2012-the-summer-olympics-steroidsLondon is under pressure to toughen its stance on use of steroids and other performance-enhancing drugs. Will the 2012 Summer Olympics host city give in?

Presently, the International Olympic Committee is yet to receive any definitive action by the British government regarding legislation that will outlaw possession, supply and distribution of performance enhancing drugs.

The IOC would prefer that Britain should follow the path other European nations have taken. Countries like Sweden, Italy, Greece, and Germany have stricter doping laws where violators and suppliers can be imprisoned.

IOC’s chairman of medical commission Arne Ljungqvist, said he would be pushing for a change in the British law.

“I think legislation is very important that criminalizes certain offenses as detailed in the WADA code because it allows public authorities to intervene where we cannot,” Ljungqvist said, who is also a board member of the World Anti-Doping Agency.

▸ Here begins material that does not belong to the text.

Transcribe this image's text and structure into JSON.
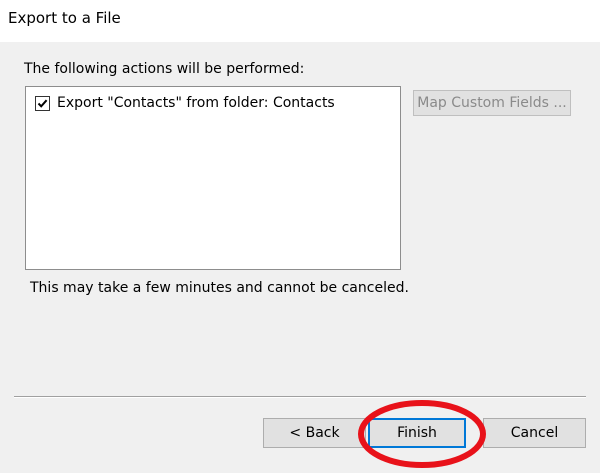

“We as sports authorities have our limited possibilities regulated by our code. We can do testing but we cannot do searches,” Ljungqvist added.

Britain is expected to have a new independent anti-doping agency in place by next year but it is still recalcitrant as far as criminalizing doping.

“This is on my agenda so that Britain does have a law in place at the time of the Games which will allow them to take the same action as the Italians did if a similar situation occurred,” Ljungqvist said.

Ljungqvist was referring to the incident at the 2006 Winter Olympics in Turin when the Austrian cross-country skiing team was exposed of practicing blood doping. Italian police conducted search on said team’s accommodations and came up with banned substances and paraphernalia.